→ Dataset rows describing interfaces:

+---+

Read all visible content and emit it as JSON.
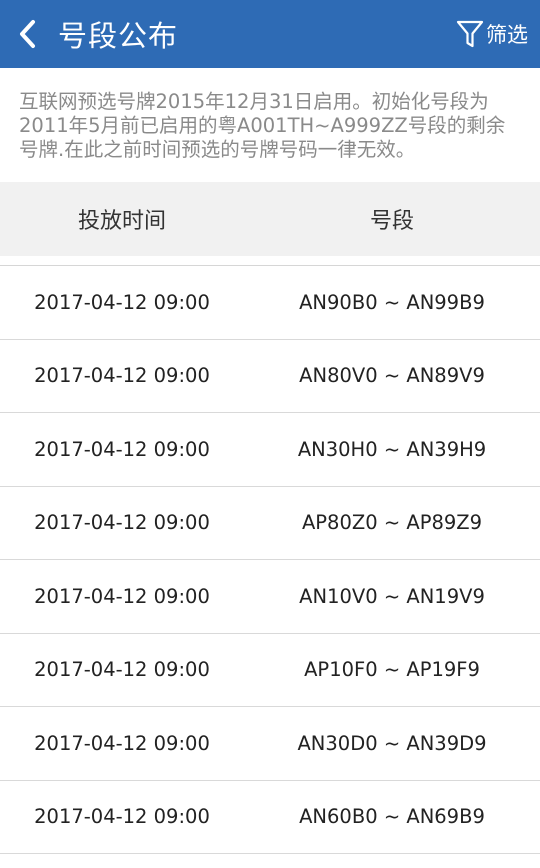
{
  "header": {
    "title": "号段公布",
    "back_icon": "chevron-left-icon",
    "filter_icon": "funnel-icon",
    "filter_label": "筛选",
    "bar_color": "#2e6bb5"
  },
  "notice": {
    "text": "互联网预选号牌2015年12月31日启用。初始化号段为2011年5月前已启用的粤A001TH~A999ZZ号段的剩余号牌.在此之前时间预选的号牌号码一律无效。"
  },
  "table": {
    "columns": [
      "投放时间",
      "号段"
    ],
    "rows": [
      {
        "time": "2017-04-12 09:00",
        "range": "AN90B0 ~ AN99B9"
      },
      {
        "time": "2017-04-12 09:00",
        "range": "AN80V0 ~ AN89V9"
      },
      {
        "time": "2017-04-12 09:00",
        "range": "AN30H0 ~ AN39H9"
      },
      {
        "time": "2017-04-12 09:00",
        "range": "AP80Z0 ~ AP89Z9"
      },
      {
        "time": "2017-04-12 09:00",
        "range": "AN10V0 ~ AN19V9"
      },
      {
        "time": "2017-04-12 09:00",
        "range": "AP10F0 ~ AP19F9"
      },
      {
        "time": "2017-04-12 09:00",
        "range": "AN30D0 ~ AN39D9"
      },
      {
        "time": "2017-04-12 09:00",
        "range": "AN60B0 ~ AN69B9"
      }
    ]
  }
}
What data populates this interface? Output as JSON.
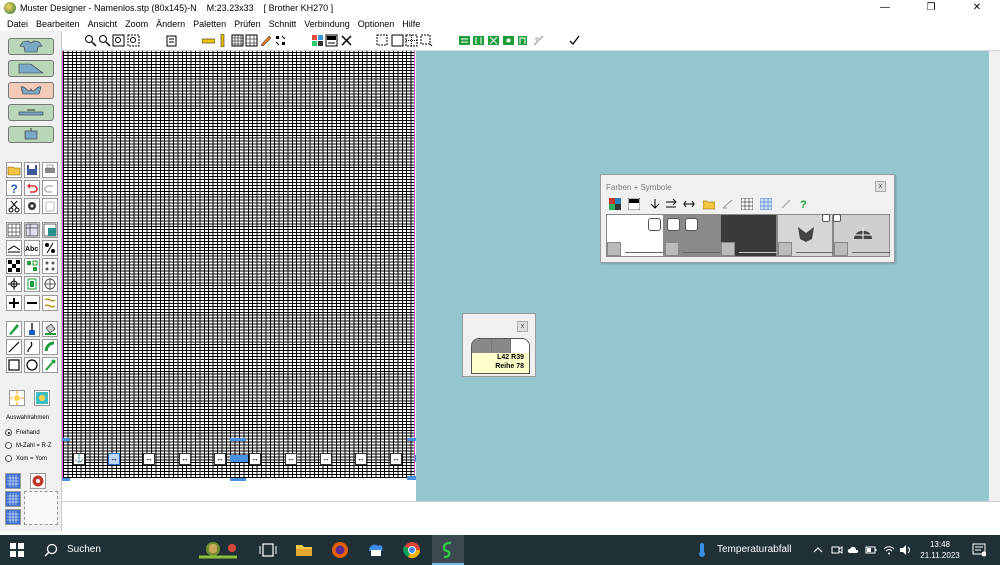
{
  "window": {
    "title": "Muster Designer - Namenlos.stp (80x145)-N    M:23.23x33    [ Brother KH270 ]",
    "minimize": "—",
    "maximize": "❐",
    "close": "✕"
  },
  "menu": [
    "Datei",
    "Bearbeiten",
    "Ansicht",
    "Zoom",
    "Ändern",
    "Paletten",
    "Prüfen",
    "Schnitt",
    "Verbindung",
    "Optionen",
    "Hilfe"
  ],
  "left_panel": {
    "auswahlrahmen_label": "Auswahlrahmen",
    "radio_options": [
      {
        "label": "Freihand",
        "selected": true
      },
      {
        "label": "M-Zahl = R-Z",
        "selected": false
      },
      {
        "label": "Xom = Yom",
        "selected": false
      }
    ]
  },
  "farben_dialog": {
    "title": "Farben + Symbole",
    "close": "x"
  },
  "position_dialog": {
    "close": "x",
    "line1": "L42 R39",
    "line2": "Reihe 78"
  },
  "taskbar": {
    "search_label": "Suchen",
    "weather": "Temperaturabfall",
    "time": "13:48",
    "date": "21.11.2023"
  },
  "colors": {
    "workspace": "#93c6cf",
    "grid_border": "#c35bc3",
    "taskbar": "#1f3036",
    "selection_blue": "#4a90e2"
  }
}
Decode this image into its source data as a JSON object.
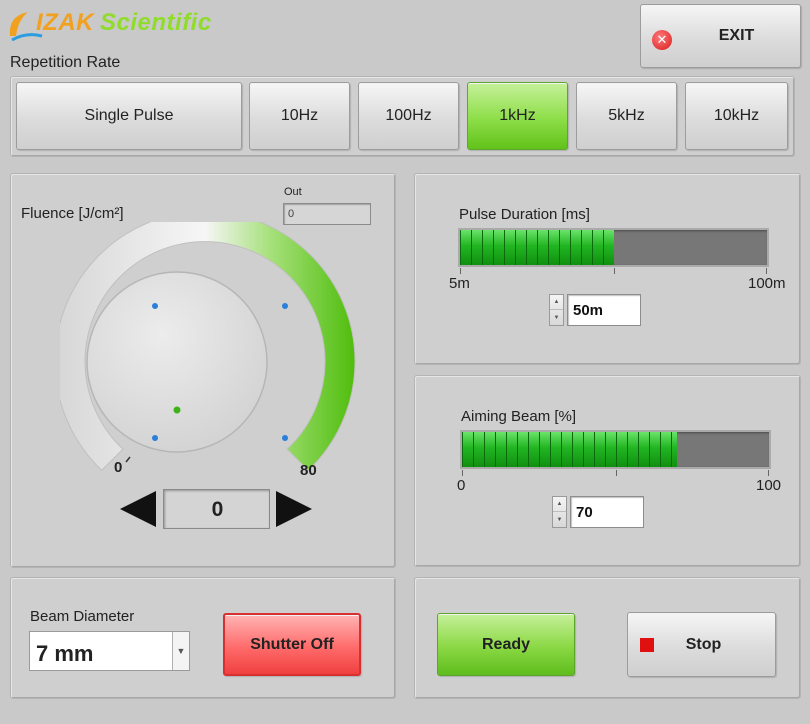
{
  "logo": {
    "brand": "IZAK",
    "word": "Scientific"
  },
  "exit": {
    "label": "EXIT",
    "icon": "close-icon",
    "icon_glyph": "✕"
  },
  "repetition_rate": {
    "label": "Repetition Rate",
    "options": [
      "Single Pulse",
      "10Hz",
      "100Hz",
      "1kHz",
      "5kHz",
      "10kHz"
    ],
    "selected": "1kHz"
  },
  "fluence": {
    "label": "Fluence [J/cm²]",
    "out_label": "Out",
    "out_value": "0",
    "min_label": "0",
    "max_label": "80",
    "value_display": "0",
    "value": 0,
    "min": 0,
    "max": 80
  },
  "pulse_duration": {
    "label": "Pulse Duration [ms]",
    "min_label": "5m",
    "max_label": "100m",
    "value_display": "50m",
    "fill_fraction": 0.5
  },
  "aiming_beam": {
    "label": "Aiming Beam [%]",
    "min_label": "0",
    "max_label": "100",
    "value_display": "70",
    "fill_fraction": 0.7
  },
  "beam_diameter": {
    "label": "Beam Diameter",
    "value": "7 mm"
  },
  "shutter": {
    "label": "Shutter Off"
  },
  "ready": {
    "label": "Ready"
  },
  "stop": {
    "label": "Stop",
    "icon": "stop-icon"
  },
  "colors": {
    "active_green": "#8dde48",
    "bar_green": "#22b522",
    "shutter_red": "#ff6b6b",
    "logo_orange": "#f2a020",
    "logo_green": "#8fdc2a"
  }
}
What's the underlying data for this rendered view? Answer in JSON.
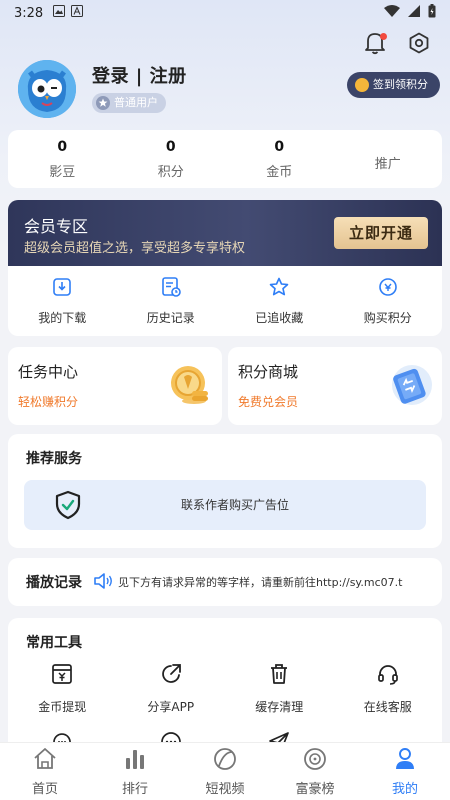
{
  "status_bar": {
    "time": "3:28"
  },
  "profile": {
    "login_text": "登录 | 注册",
    "user_level": "普通用户",
    "signin_label": "签到领积分"
  },
  "stats": [
    {
      "value": "0",
      "label": "影豆"
    },
    {
      "value": "0",
      "label": "积分"
    },
    {
      "value": "0",
      "label": "金币"
    },
    {
      "value": "",
      "label": "推广"
    }
  ],
  "vip": {
    "title": "会员专区",
    "subtitle": "超级会员超值之选，享受超多专享特权",
    "button": "立即开通"
  },
  "quick_actions": [
    {
      "label": "我的下载",
      "icon": "download-icon"
    },
    {
      "label": "历史记录",
      "icon": "history-icon"
    },
    {
      "label": "已追收藏",
      "icon": "star-icon"
    },
    {
      "label": "购买积分",
      "icon": "points-icon"
    }
  ],
  "task_center": {
    "title": "任务中心",
    "subtitle": "轻松赚积分"
  },
  "points_mall": {
    "title": "积分商城",
    "subtitle": "免费兑会员"
  },
  "recommend": {
    "title": "推荐服务",
    "ad_text": "联系作者购买广告位"
  },
  "play_record": {
    "title": "播放记录",
    "marquee": "见下方有请求异常的等字样，请重新前往http://sy.mc07.t"
  },
  "tools": {
    "title": "常用工具",
    "items": [
      {
        "label": "金币提现",
        "icon": "withdraw-icon"
      },
      {
        "label": "分享APP",
        "icon": "share-icon"
      },
      {
        "label": "缓存清理",
        "icon": "trash-icon"
      },
      {
        "label": "在线客服",
        "icon": "headset-icon"
      }
    ]
  },
  "tabbar": [
    {
      "label": "首页",
      "icon": "home-icon"
    },
    {
      "label": "排行",
      "icon": "rank-icon"
    },
    {
      "label": "短视频",
      "icon": "short-video-icon"
    },
    {
      "label": "富豪榜",
      "icon": "rich-list-icon"
    },
    {
      "label": "我的",
      "icon": "profile-icon",
      "active": true
    }
  ],
  "colors": {
    "accent": "#2f7ef6",
    "vip_bg": "#3b4468",
    "task_orange": "#f07a2c"
  }
}
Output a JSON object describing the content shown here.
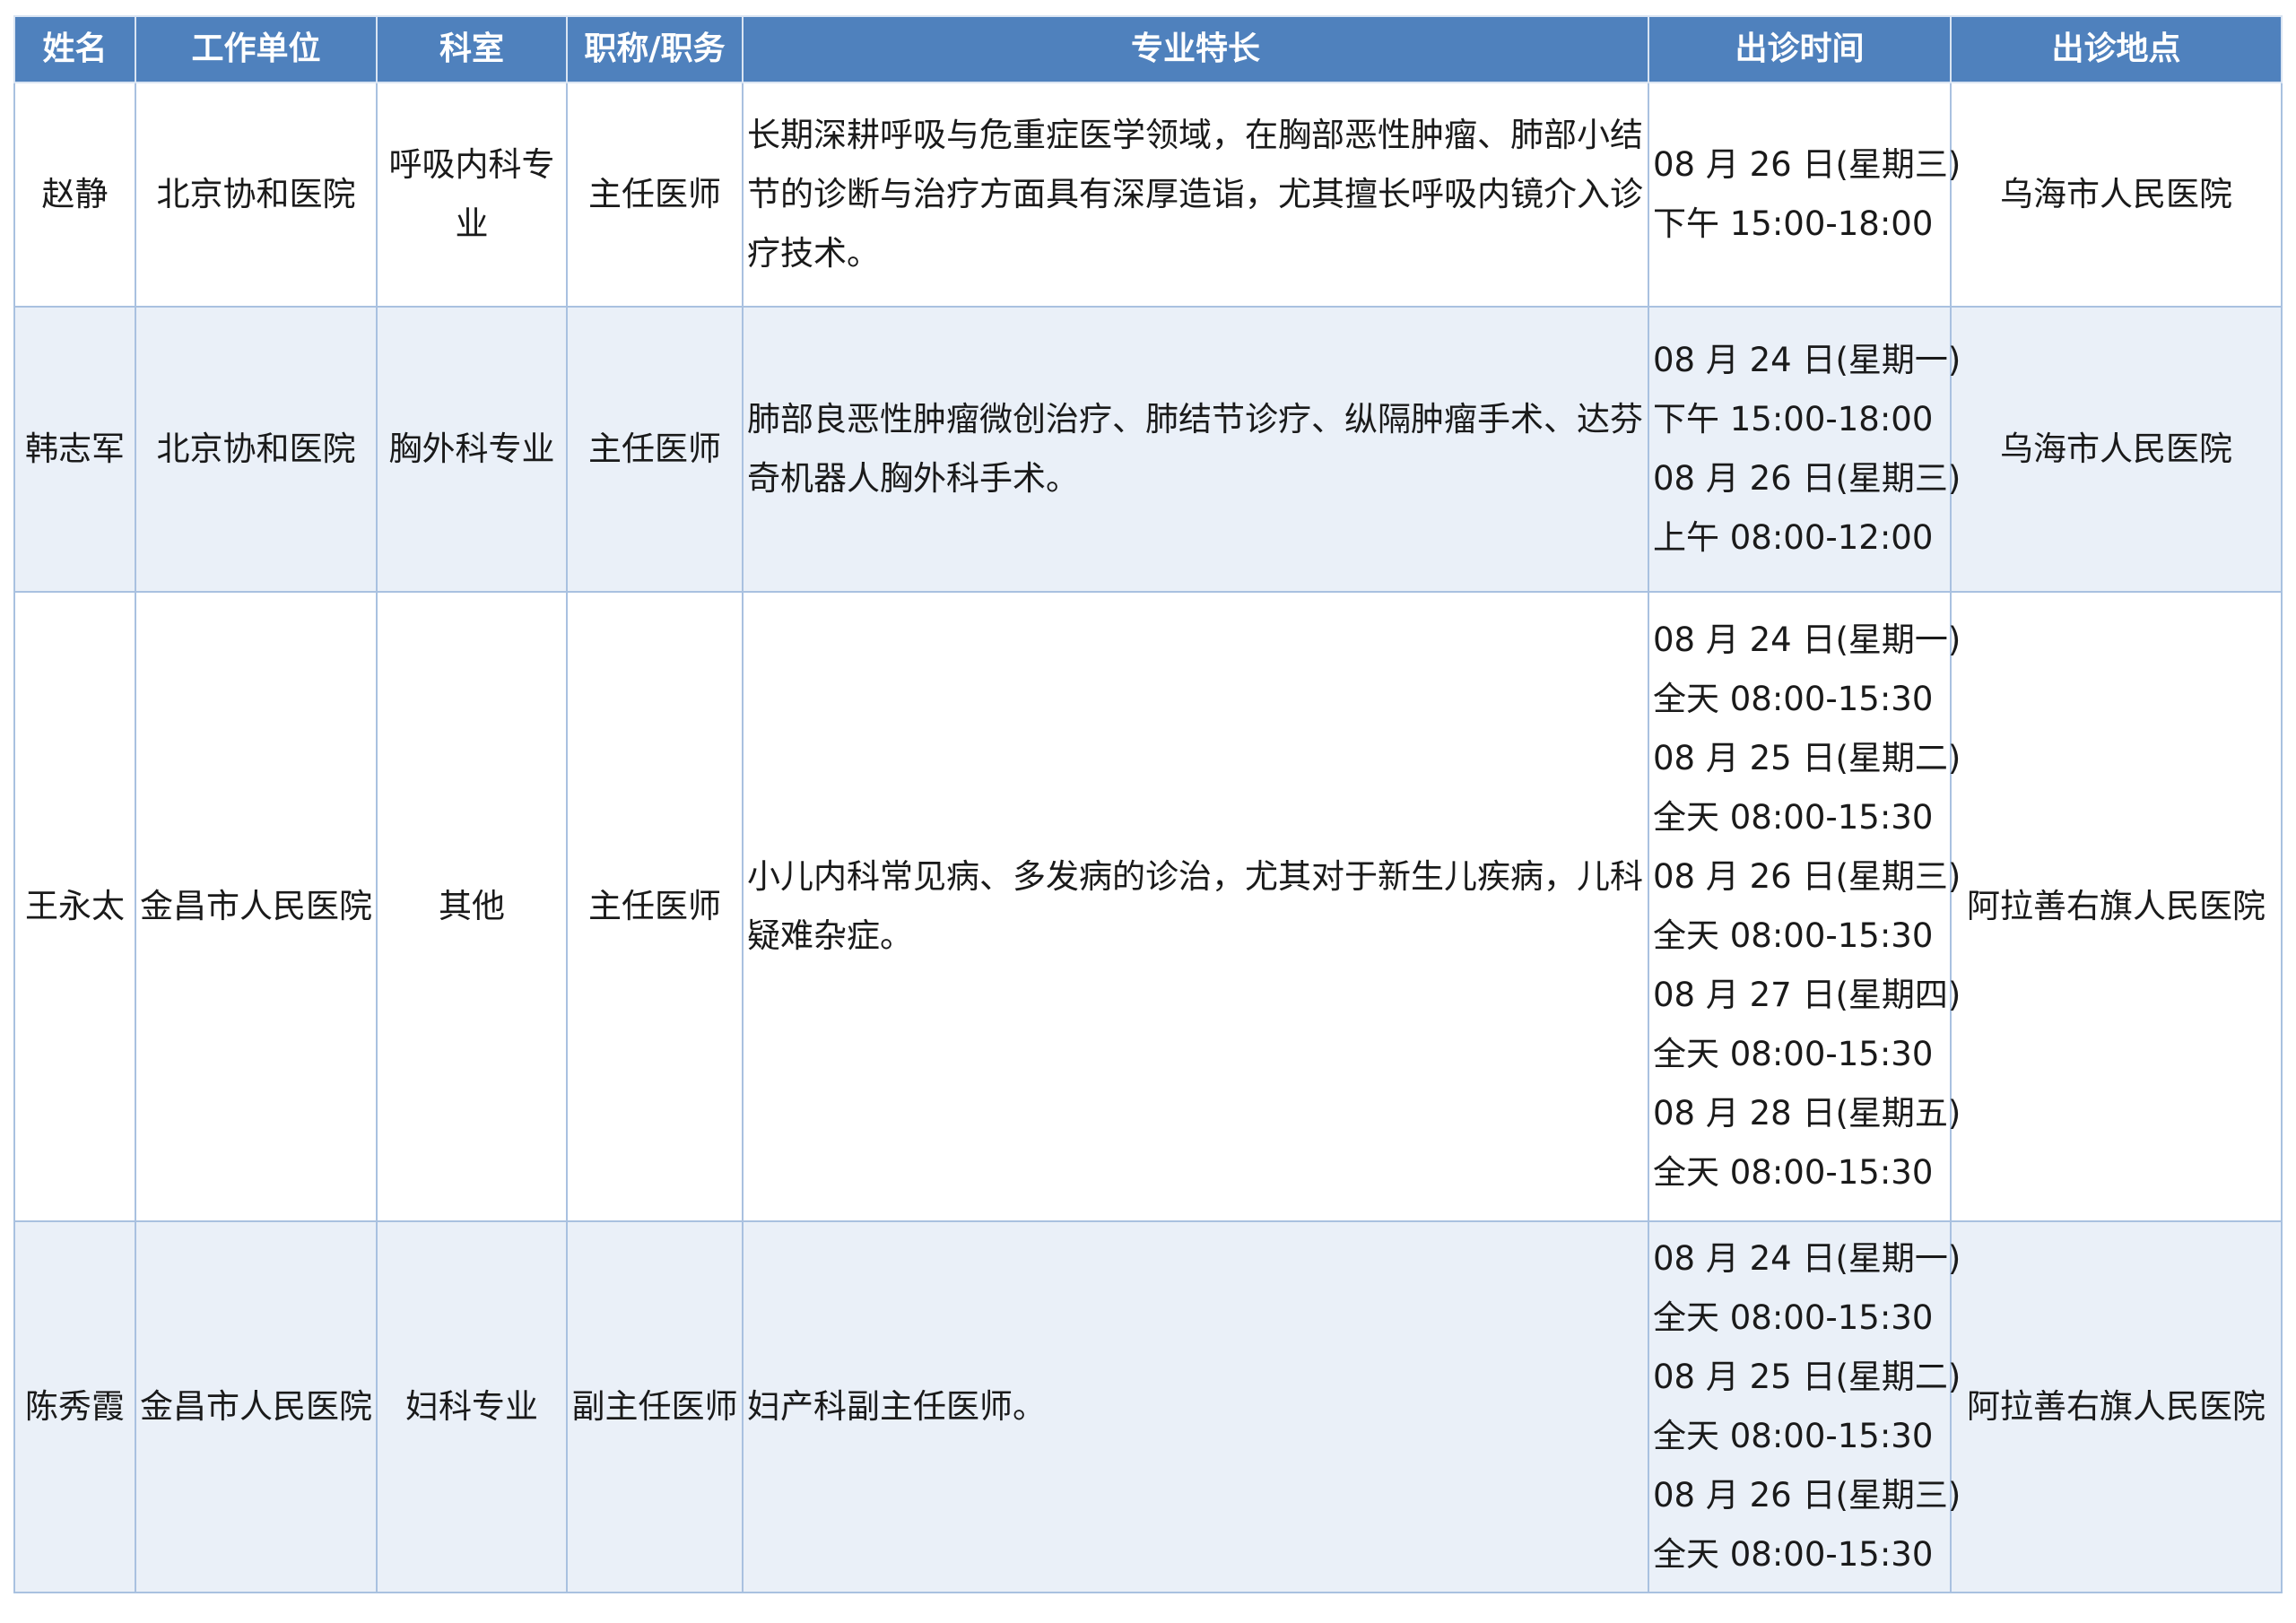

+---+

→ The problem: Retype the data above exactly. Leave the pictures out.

→ Your solution:
Read all visible content and emit it as JSON.
{
  "header": {
    "title": "号段公布",
    "back_icon": "chevron-left-icon",
    "filter_icon": "funnel-icon",
    "filter_label": "筛选",
    "bar_color": "#2e6bb5"
  },
  "notice": {
    "text": "互联网预选号牌2015年12月31日启用。初始化号段为2011年5月前已启用的粤A001TH~A999ZZ号段的剩余号牌.在此之前时间预选的号牌号码一律无效。"
  },
  "table": {
    "columns": [
      "投放时间",
      "号段"
    ],
    "rows": [
      {
        "time": "2017-04-12 09:00",
        "range": "AN90B0 ~ AN99B9"
      },
      {
        "time": "2017-04-12 09:00",
        "range": "AN80V0 ~ AN89V9"
      },
      {
        "time": "2017-04-12 09:00",
        "range": "AN30H0 ~ AN39H9"
      },
      {
        "time": "2017-04-12 09:00",
        "range": "AP80Z0 ~ AP89Z9"
      },
      {
        "time": "2017-04-12 09:00",
        "range": "AN10V0 ~ AN19V9"
      },
      {
        "time": "2017-04-12 09:00",
        "range": "AP10F0 ~ AP19F9"
      },
      {
        "time": "2017-04-12 09:00",
        "range": "AN30D0 ~ AN39D9"
      },
      {
        "time": "2017-04-12 09:00",
        "range": "AN60B0 ~ AN69B9"
      }
    ]
  }
}
What data populates this interface? Output as JSON.
{
  "window": {
    "title": "Muster Designer - Namenlos.stp (80x145)-N    M:23.23x33    [ Brother KH270 ]",
    "minimize": "—",
    "maximize": "❐",
    "close": "✕"
  },
  "menu": [
    "Datei",
    "Bearbeiten",
    "Ansicht",
    "Zoom",
    "Ändern",
    "Paletten",
    "Prüfen",
    "Schnitt",
    "Verbindung",
    "Optionen",
    "Hilfe"
  ],
  "left_panel": {
    "auswahlrahmen_label": "Auswahlrahmen",
    "radio_options": [
      {
        "label": "Freihand",
        "selected": true
      },
      {
        "label": "M-Zahl = R-Z",
        "selected": false
      },
      {
        "label": "Xom = Yom",
        "selected": false
      }
    ]
  },
  "farben_dialog": {
    "title": "Farben + Symbole",
    "close": "x"
  },
  "position_dialog": {
    "close": "x",
    "line1": "L42 R39",
    "line2": "Reihe 78"
  },
  "taskbar": {
    "search_label": "Suchen",
    "weather": "Temperaturabfall",
    "time": "13:48",
    "date": "21.11.2023"
  },
  "colors": {
    "workspace": "#93c6cf",
    "grid_border": "#c35bc3",
    "taskbar": "#1f3036",
    "selection_blue": "#4a90e2"
  }
}
Decode this image into its source data as a JSON object.
{
  "logo": {
    "brand": "IZAK",
    "word": "Scientific"
  },
  "exit": {
    "label": "EXIT",
    "icon": "close-icon",
    "icon_glyph": "✕"
  },
  "repetition_rate": {
    "label": "Repetition Rate",
    "options": [
      "Single Pulse",
      "10Hz",
      "100Hz",
      "1kHz",
      "5kHz",
      "10kHz"
    ],
    "selected": "1kHz"
  },
  "fluence": {
    "label": "Fluence [J/cm²]",
    "out_label": "Out",
    "out_value": "0",
    "min_label": "0",
    "max_label": "80",
    "value_display": "0",
    "value": 0,
    "min": 0,
    "max": 80
  },
  "pulse_duration": {
    "label": "Pulse Duration [ms]",
    "min_label": "5m",
    "max_label": "100m",
    "value_display": "50m",
    "fill_fraction": 0.5
  },
  "aiming_beam": {
    "label": "Aiming Beam [%]",
    "min_label": "0",
    "max_label": "100",
    "value_display": "70",
    "fill_fraction": 0.7
  },
  "beam_diameter": {
    "label": "Beam Diameter",
    "value": "7 mm"
  },
  "shutter": {
    "label": "Shutter Off"
  },
  "ready": {
    "label": "Ready"
  },
  "stop": {
    "label": "Stop",
    "icon": "stop-icon"
  },
  "colors": {
    "active_green": "#8dde48",
    "bar_green": "#22b522",
    "shutter_red": "#ff6b6b",
    "logo_orange": "#f2a020",
    "logo_green": "#8fdc2a"
  }
}
What's the underlying data for this rendered view? Answer in JSON.
{
  "status_bar": {
    "time": "3:28"
  },
  "profile": {
    "login_text": "登录 | 注册",
    "user_level": "普通用户",
    "signin_label": "签到领积分"
  },
  "stats": [
    {
      "value": "0",
      "label": "影豆"
    },
    {
      "value": "0",
      "label": "积分"
    },
    {
      "value": "0",
      "label": "金币"
    },
    {
      "value": "",
      "label": "推广"
    }
  ],
  "vip": {
    "title": "会员专区",
    "subtitle": "超级会员超值之选，享受超多专享特权",
    "button": "立即开通"
  },
  "quick_actions": [
    {
      "label": "我的下载",
      "icon": "download-icon"
    },
    {
      "label": "历史记录",
      "icon": "history-icon"
    },
    {
      "label": "已追收藏",
      "icon": "star-icon"
    },
    {
      "label": "购买积分",
      "icon": "points-icon"
    }
  ],
  "task_center": {
    "title": "任务中心",
    "subtitle": "轻松赚积分"
  },
  "points_mall": {
    "title": "积分商城",
    "subtitle": "免费兑会员"
  },
  "recommend": {
    "title": "推荐服务",
    "ad_text": "联系作者购买广告位"
  },
  "play_record": {
    "title": "播放记录",
    "marquee": "见下方有请求异常的等字样，请重新前往http://sy.mc07.t"
  },
  "tools": {
    "title": "常用工具",
    "items": [
      {
        "label": "金币提现",
        "icon": "withdraw-icon"
      },
      {
        "label": "分享APP",
        "icon": "share-icon"
      },
      {
        "label": "缓存清理",
        "icon": "trash-icon"
      },
      {
        "label": "在线客服",
        "icon": "headset-icon"
      }
    ]
  },
  "tabbar": [
    {
      "label": "首页",
      "icon": "home-icon"
    },
    {
      "label": "排行",
      "icon": "rank-icon"
    },
    {
      "label": "短视频",
      "icon": "short-video-icon"
    },
    {
      "label": "富豪榜",
      "icon": "rich-list-icon"
    },
    {
      "label": "我的",
      "icon": "profile-icon",
      "active": true
    }
  ],
  "colors": {
    "accent": "#2f7ef6",
    "vip_bg": "#3b4468",
    "task_orange": "#f07a2c"
  }
}
Output a JSON object describing the content shown here.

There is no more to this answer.